__Exercise goal__: Among the lines below, return each one that contains the word "BUDAPEST".

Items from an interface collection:
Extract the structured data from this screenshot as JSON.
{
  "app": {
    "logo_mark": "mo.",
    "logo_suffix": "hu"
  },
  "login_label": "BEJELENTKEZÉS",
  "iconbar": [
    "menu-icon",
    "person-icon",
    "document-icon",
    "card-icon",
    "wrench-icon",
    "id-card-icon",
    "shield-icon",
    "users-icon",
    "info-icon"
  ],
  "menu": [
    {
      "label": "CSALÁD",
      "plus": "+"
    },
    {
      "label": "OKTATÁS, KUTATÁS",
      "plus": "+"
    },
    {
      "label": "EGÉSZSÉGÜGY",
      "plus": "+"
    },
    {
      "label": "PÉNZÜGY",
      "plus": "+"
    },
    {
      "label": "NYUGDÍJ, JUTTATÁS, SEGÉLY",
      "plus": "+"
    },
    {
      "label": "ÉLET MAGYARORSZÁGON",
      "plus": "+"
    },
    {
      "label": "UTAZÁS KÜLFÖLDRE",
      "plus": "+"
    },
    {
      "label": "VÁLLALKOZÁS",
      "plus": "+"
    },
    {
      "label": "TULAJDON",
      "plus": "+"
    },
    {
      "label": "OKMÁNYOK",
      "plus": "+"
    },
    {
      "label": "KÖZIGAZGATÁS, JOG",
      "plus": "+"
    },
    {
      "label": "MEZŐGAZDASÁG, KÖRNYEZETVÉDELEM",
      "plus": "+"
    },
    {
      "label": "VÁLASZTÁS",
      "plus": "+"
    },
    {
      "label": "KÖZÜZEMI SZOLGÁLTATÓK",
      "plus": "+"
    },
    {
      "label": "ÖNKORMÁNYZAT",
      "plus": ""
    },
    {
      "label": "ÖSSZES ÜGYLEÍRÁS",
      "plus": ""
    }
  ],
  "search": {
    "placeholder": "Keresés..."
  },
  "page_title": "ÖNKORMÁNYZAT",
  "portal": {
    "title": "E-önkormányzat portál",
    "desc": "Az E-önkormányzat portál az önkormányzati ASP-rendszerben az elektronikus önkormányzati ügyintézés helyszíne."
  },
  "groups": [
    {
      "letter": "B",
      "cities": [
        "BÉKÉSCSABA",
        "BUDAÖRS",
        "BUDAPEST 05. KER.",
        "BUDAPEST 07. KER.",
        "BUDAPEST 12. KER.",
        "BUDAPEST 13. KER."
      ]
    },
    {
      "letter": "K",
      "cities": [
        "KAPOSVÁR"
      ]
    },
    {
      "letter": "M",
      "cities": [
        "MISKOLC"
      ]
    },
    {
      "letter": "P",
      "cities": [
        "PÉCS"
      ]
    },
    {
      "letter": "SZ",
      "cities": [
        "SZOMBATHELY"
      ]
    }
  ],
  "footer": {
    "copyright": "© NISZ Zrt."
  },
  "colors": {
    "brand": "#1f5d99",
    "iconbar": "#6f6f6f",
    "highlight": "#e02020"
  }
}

__Result__:
        "BUDAPEST 05. KER.",
        "BUDAPEST 07. KER.",
        "BUDAPEST 12. KER.",
        "BUDAPEST 13. KER."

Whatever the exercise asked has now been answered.